That group continued its momentum through the playoffs and were on the ice for one of the most memorable moments in Blues’ history, Maroon’s overtime winner in Game 7 of the second round. Without that goal, the Blues would never have won the Stanley Cup. Maroon is indeed a hometown hero.
The Blues’ Young Forwards
Unfortunately for the Blues and Maroon, becoming a hometown hero earns a player a bigger salary cap hit. And there is some question whether the Blues can or will pay that hit. Maroon has earned his pay increase, but the team has several young players they may want to play in his spot. Here are four of the favorites.
Sammy Blais and Zach Sanford
The Blues had two young forwards break out in the playoffs in Zach Sanford and Sammy Blais. Both had seen some playing time in the regular season but really made their case for a permanent roster spot in the postseason.
Then-interim head coach Craig Berube chose Blais to take a spot in Game 6 of the second round when the Blues were facing elimination. Blais did not disappoint, scoring his first career playoff goal and delivering nine hits to the Dallas Stars. He continued to play a hardworking, physical game and never left the lineup again.
Sanford was in the lineup to start the postseason, but quickly lost his spot with lackluster play. Oskar Sundqvist’s suspension for Game 3 of the Stanley Cup Final opened a spot for Sanford to step back in, and he refused to let the opportunity escape him. In the final five games of the playoffs, he had four points, was a plus-five, and connected on 15 hits.
Both players deserve to be in the lineup when the 2019-20 regular season starts, but with Maroon occupying a spot, there won’t be space for them. The Blues might allow Maroon to walk if the price isn’t right, and opt instead for one of these two options.
In addition to several players who made an impact in the playoffs, the Blues have two top prospects who will push for a spot in the forward corps. Jordan Kyrou was drafted in the second round of the 2016 Draft and has had a meteoric rise to the top of prospect boards ever since.
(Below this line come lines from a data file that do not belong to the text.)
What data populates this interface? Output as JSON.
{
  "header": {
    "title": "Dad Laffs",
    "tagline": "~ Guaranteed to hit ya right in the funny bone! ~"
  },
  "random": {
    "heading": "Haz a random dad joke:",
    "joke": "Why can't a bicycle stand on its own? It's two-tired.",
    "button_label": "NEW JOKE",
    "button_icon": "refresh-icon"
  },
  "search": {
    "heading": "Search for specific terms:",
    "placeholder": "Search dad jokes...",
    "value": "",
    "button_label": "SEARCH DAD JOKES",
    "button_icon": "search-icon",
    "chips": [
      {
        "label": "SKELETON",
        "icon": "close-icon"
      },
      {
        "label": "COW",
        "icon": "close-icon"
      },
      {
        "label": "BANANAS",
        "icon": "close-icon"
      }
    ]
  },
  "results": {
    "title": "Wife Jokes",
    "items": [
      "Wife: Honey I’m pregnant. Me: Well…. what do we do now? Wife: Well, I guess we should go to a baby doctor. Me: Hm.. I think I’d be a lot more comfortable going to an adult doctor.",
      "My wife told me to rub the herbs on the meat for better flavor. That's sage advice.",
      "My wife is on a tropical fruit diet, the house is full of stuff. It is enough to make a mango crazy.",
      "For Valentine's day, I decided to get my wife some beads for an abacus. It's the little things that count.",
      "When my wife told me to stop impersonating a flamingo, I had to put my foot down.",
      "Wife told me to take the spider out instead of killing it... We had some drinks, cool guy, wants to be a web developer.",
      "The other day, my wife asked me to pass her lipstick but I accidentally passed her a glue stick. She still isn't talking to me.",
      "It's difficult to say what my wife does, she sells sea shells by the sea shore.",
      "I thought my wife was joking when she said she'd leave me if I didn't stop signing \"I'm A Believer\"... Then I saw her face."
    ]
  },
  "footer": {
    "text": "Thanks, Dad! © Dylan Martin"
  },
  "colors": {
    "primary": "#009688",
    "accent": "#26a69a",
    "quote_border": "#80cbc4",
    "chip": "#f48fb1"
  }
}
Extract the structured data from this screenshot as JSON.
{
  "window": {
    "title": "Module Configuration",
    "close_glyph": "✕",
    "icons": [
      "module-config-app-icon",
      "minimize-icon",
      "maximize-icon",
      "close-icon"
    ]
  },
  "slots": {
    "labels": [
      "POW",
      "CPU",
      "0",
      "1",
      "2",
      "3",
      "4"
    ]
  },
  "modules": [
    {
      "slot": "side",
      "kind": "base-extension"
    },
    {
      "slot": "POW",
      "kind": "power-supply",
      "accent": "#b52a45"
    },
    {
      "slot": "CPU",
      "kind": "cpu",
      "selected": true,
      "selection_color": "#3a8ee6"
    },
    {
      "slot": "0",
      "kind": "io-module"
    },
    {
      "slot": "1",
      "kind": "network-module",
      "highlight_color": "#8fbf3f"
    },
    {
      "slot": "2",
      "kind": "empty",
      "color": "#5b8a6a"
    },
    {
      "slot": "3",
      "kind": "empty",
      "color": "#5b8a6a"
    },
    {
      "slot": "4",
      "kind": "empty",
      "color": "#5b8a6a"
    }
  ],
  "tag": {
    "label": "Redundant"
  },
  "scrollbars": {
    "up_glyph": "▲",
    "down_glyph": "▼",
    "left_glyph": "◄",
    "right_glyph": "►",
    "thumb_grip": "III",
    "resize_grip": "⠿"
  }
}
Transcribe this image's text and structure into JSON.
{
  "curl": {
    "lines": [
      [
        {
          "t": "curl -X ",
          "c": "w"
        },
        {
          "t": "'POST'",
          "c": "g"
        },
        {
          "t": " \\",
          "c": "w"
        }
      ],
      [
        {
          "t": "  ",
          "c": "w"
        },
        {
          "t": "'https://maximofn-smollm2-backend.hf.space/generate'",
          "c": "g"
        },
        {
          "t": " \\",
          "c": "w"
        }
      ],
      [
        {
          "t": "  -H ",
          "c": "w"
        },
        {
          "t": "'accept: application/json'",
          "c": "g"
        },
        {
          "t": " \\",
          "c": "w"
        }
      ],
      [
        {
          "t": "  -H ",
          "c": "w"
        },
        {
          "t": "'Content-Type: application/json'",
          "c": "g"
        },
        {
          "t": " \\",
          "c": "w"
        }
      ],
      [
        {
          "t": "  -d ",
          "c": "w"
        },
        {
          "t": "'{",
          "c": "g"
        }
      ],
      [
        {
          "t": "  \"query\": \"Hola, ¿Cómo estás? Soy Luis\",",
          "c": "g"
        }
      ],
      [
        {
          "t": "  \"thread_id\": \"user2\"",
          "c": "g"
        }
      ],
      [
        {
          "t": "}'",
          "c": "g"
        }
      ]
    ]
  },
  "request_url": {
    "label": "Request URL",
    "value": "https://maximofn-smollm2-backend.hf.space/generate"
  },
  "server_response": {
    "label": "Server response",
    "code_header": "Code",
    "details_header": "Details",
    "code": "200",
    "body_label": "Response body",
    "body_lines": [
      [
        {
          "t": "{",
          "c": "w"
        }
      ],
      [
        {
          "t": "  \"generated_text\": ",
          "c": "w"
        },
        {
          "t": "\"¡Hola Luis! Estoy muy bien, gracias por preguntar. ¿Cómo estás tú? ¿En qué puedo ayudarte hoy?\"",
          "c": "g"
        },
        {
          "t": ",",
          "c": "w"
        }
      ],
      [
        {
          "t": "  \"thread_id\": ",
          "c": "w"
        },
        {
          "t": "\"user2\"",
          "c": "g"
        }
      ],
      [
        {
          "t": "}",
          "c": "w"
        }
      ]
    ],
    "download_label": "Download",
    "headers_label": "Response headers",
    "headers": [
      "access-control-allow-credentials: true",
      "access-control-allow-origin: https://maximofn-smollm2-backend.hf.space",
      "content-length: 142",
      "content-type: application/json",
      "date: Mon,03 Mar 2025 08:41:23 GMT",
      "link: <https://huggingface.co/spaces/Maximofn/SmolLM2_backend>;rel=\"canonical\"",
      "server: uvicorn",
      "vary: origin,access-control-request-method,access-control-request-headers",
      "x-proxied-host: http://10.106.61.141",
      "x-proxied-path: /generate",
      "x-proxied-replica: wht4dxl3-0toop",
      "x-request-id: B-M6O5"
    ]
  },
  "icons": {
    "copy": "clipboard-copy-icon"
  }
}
Kyrou struggled to establish himself in scattered playing time in the NHL last season. But he was almost a point per game player in the American Hockey League with the San Antonio Rampage. He has little left to prove at that level, and his speed and skill would be a huge addition to the Blues’ offense. If Maroon remains, it’s difficult to see an obvious place for him.
Klim Kostin is also a top prospect, though he may not be immediately prepared for an NHL spot at the start of the season. Still, many fans in St. Louis are eager to see the Russian, who was drafted in the first round of 2017.
Kostin has been improving his game as an under-ager in the AHL ever since, and he’s close to ready for the NHL. Even if he isn’t ready at the start of the season, the more flexibility the Blues have, the more chance there might be for him to receive a call up.
Can the Blues Lose Maroon?
There is no question that the public sentiment amongst fans is in favor of the Blues retaining Maroon. But fans cannot know what the market for their winger is.
If Maroon’s price is too high for the Blues to reasonably retain (they have roughly $15 million and seven restricted free agents), they certainly have plenty of options to replace him. It may not be anyone’s favorite choice, but if it comes down to it, the Blues can afford to lose Maroon.